This Meshed ketubah reflects its provenance, for its form, colors, and decorative patterns suggest a Persian prayer rug. The ketubah, however, represents mute evidence of the power of the Jewish spirit to resist environmental pressure when it threatens Jewish survival. In 1839, the Jewish community was forced to convert to Islam, but it did so only formally, retaining Jewish loyalties and living as Jews secretly. Now fifty years later, there is a Jewish wedding, expressing a passion for Jewish survival, and a richly illuminated ketubah celebrating commitment to Jewish continuity, (Ketubah, Meshed, Persia, 1889, Hebraic Section, Library of Congress Photo).

When getting married they conducted a Jewish ceremony in secret, then proceeded to the mosque for the public one. "For the marriage ceremony it was their custom to write two ketuboth, simultaneously," David Davidovitch reports in The Ketubah. "One was an Islamic marriage contract ... written in ... Arabic script in the Arabic and Persian languages ... the other was an 'illegal' ketubah in Hebrew and Aramaic," the traditional ketubah. The Library's Meshed ketubah is in Hebrew and Aramaic on paper, as Meshed ketuboth are, and colorfully illuminated with floral and geometric designs, and a red border which frames and rises to an angular dome shape at the top. Within the frame are decorative adornments in bright blue and gold. The groom is Rahamin ben Yisrael; the bride, Malka bat Yehezkel. The wedding took place in 1889, fifty years after the Jewish community there was forced to convert to Islam.

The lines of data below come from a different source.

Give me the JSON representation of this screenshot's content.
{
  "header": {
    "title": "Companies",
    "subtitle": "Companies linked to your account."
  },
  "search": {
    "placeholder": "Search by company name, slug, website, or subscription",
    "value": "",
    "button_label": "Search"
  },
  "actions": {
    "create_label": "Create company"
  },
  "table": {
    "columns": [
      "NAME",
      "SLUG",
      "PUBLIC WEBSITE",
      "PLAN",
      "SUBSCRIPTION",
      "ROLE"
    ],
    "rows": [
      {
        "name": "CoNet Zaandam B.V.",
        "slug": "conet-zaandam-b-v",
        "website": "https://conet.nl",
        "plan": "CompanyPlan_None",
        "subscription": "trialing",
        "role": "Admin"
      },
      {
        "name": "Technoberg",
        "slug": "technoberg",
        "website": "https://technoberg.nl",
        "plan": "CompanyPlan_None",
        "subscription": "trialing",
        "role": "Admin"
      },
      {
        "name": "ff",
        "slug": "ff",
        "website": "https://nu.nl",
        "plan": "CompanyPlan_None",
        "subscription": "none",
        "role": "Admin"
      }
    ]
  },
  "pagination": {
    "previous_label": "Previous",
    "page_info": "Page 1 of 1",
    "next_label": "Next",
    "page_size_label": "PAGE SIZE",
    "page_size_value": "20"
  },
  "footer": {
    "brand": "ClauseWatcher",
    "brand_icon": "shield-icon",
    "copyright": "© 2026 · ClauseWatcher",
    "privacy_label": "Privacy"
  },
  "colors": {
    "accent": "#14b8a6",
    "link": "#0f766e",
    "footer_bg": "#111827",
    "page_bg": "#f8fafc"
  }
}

Sources:Abraham J. Karp, From the Ends of the Earth: Judaic Treasures of the Library of Congress, (DC: Library of Congress, 1991).